Question: Some venues have a “facility fee” in addition to a price-per-person cost for catering, while others just have the catering cost. Why?
Question: I want to preserve my bouquet, but do I need to get it to the preserver before we leave on our honeymoon? Or can I hang it upside down until afterward?
Answer: “The best plan is to get the bouquet to whoever is preserving it as soon as possible after the wedding—we recommend within about four days,” says Stefanie Kitcher, floral preserver and artist at Old City’s Hana Willow Design. (She also suggests appointing a loved one to keep and deliver the bouquet after the wedding.)

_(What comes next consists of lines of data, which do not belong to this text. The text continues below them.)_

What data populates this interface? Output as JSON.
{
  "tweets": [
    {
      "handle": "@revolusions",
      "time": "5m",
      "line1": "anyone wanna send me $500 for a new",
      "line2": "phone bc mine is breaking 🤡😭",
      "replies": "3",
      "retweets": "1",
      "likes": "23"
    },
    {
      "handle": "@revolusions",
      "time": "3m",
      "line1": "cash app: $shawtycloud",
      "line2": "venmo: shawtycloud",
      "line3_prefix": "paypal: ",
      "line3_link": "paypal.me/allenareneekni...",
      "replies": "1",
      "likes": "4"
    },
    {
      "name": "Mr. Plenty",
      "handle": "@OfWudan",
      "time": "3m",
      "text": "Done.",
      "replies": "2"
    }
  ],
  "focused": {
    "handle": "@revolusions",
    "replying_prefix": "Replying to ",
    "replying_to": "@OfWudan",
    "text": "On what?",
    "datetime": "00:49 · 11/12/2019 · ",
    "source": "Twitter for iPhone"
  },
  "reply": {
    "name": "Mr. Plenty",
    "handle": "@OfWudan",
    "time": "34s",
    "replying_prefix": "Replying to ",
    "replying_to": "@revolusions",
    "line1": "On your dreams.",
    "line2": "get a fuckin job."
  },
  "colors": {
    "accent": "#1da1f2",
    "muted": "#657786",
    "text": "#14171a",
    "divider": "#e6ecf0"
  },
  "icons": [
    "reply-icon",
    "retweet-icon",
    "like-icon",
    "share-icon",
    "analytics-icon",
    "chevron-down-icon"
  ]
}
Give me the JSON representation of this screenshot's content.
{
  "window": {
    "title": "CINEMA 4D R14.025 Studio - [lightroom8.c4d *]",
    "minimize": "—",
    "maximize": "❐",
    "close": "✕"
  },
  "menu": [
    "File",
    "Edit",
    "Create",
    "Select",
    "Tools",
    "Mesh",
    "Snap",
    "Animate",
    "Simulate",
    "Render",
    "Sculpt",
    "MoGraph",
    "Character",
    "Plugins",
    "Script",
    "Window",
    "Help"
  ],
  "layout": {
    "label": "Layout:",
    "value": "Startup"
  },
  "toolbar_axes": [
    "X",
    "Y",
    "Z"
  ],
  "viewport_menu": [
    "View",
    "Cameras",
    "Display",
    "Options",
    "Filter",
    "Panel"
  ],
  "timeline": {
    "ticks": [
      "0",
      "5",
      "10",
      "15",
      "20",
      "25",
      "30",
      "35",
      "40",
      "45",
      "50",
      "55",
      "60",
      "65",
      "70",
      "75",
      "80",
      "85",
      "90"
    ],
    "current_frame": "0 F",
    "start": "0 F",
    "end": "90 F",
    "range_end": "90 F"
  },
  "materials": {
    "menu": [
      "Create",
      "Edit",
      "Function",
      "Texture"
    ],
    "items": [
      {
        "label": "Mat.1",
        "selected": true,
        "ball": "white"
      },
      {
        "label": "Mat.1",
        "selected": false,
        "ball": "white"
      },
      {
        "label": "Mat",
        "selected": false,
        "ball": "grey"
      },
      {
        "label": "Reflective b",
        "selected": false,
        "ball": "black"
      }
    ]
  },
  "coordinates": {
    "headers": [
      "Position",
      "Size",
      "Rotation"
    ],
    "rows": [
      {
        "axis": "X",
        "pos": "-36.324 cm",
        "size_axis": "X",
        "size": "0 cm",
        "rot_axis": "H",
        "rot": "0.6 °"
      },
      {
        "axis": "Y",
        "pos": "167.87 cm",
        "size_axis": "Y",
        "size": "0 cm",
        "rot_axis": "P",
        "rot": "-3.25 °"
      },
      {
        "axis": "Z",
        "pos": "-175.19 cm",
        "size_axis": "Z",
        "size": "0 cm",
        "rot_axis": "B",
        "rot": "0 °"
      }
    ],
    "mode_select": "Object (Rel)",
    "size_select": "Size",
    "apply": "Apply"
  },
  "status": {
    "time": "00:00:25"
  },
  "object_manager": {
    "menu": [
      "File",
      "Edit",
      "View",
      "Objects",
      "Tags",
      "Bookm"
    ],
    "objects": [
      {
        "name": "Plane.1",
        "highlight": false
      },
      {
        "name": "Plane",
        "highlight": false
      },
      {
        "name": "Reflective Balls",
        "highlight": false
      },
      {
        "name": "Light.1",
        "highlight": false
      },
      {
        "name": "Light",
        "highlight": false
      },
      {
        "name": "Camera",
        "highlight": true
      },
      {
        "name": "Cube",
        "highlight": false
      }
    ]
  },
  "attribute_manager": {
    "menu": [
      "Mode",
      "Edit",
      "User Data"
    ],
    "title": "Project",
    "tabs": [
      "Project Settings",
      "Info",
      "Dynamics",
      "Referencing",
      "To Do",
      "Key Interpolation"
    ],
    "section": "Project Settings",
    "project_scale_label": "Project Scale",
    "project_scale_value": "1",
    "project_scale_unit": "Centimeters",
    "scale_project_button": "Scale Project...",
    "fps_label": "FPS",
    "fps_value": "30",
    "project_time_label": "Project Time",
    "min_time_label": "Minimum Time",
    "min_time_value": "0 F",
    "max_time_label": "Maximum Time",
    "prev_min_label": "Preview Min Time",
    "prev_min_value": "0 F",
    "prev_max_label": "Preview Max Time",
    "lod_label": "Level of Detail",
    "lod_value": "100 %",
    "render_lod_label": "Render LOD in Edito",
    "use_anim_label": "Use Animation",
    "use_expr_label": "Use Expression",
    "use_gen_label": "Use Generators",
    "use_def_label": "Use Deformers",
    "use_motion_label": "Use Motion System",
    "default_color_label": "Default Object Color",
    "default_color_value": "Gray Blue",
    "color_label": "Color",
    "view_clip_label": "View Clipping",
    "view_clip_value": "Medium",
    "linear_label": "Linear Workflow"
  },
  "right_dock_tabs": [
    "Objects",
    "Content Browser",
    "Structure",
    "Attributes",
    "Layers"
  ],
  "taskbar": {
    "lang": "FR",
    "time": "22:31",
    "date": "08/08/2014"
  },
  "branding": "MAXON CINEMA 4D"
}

Until then, “Keep the bouquet in water, even the fridge if possible.” If life happens, though, don’t sweat: Miracles can still occur. “The flowers will likely need to be painted, because hang-drying often turns them brown—but it’s still doable, and they usually come out looking great.”
Question: I just got engaged and can’t wait to start shopping for my wedding dress. Brides are always being told that you shouldn’t wait until the last minute to order a gown (because of alterations and such), but is there such a thing as shopping for a dress too soon before the wedding? We haven’t set a date or picked a venue yet so I’m not sure if I’m jumping the gun by looking for a gown right away.
Q: My fiancé and I have chosen our flower girl and ring bearer for our wedding, but we have a few other tots we’d like to involve, too. What are some jobs they can do?
In case the weather the past two weeks—and your gross-feeling, refusing-to-stay-put makeup—has got you worrying about your upcoming wedding (and pre-wedding parties) still on this summer’s calendar, we don’t blame you. Humidity like this is unkind to hair and faces alike, and no one wants their wedding photos to scream I am drowning in my own sweat when they look back on their day.
Now, if you’ve hired a reputable professional makeup artist, you can rest assured that he or she has an armory of gross weather-specific products that should keep you covered on your high-temp wedding day. But if you’re doing your own makeup—and for all those events leading up to it (the mid-day outdoor bridal shower, shore bachelorette party, etc.), you’re going to want to have a few products on hand to combat the elements in which you are celebrating.
Q: Our reception is going to be laid-back, with no formal sit-down dinner, so we aren’t going to do table assignments. How do we communicate to our guests that they can sit wherever they want?
I have a comfy blue chair in my office that colleagues sit in for all sorts of reasons and for all lengths of time—and it is also frequently the setting where people pose all manner of wedding etiquette questions to me.
Most recently, a member of PW’s marketing team popped over to ask me this: Her friend (a bride) knew of someone who could definitely not come to her wedding, and wasn’t sure if she should send them an invitation anyway—or if, since they had already basically covered her RSVP, mailing one out would be redundant and unnecessary. Weirdly enough, that’s the very question a friend had asked me at dinner the other week, and this week, a scan of HuffPo turned up this post. So apparently, this dilemma is a common one!
Now, I had offered up a vehement yes; that it’s still always the right idea to send an invite anyway, because it’s nice to give them the courtesy of being formally invited, and for them to have the courtesy of officially replying, and anyway, plans change! You might not necessarily know if their conflict goes away after they tell you about it. But the Huffington Post response was not as vehement, and anyway, with this coming up so frequently, I thought it time to check in with a few of our local wedding-planning experts. Here’s what they had to say:
Question: My fiancé and I can’t decide if a brunch the day after our wedding is something we should do or not. Help!
Question: We’re having a destination wedding and our guests are arriving on about three different days, at different times. Are we responsible for providing transportation from the airport to the hotel any time a guest comes in? Or can we just do it for the day that most people will be arriving and have the others handle their own transportation?
Question: I’d like my wedding-day centerpieces to be really simple—I’m pretty much just picturing lots of bunches of babies breath. Is it annoying for a florist to be hired for a relatively uncreative job like this? And would it maybe even be cheaper if I just did the flowers myself in this case?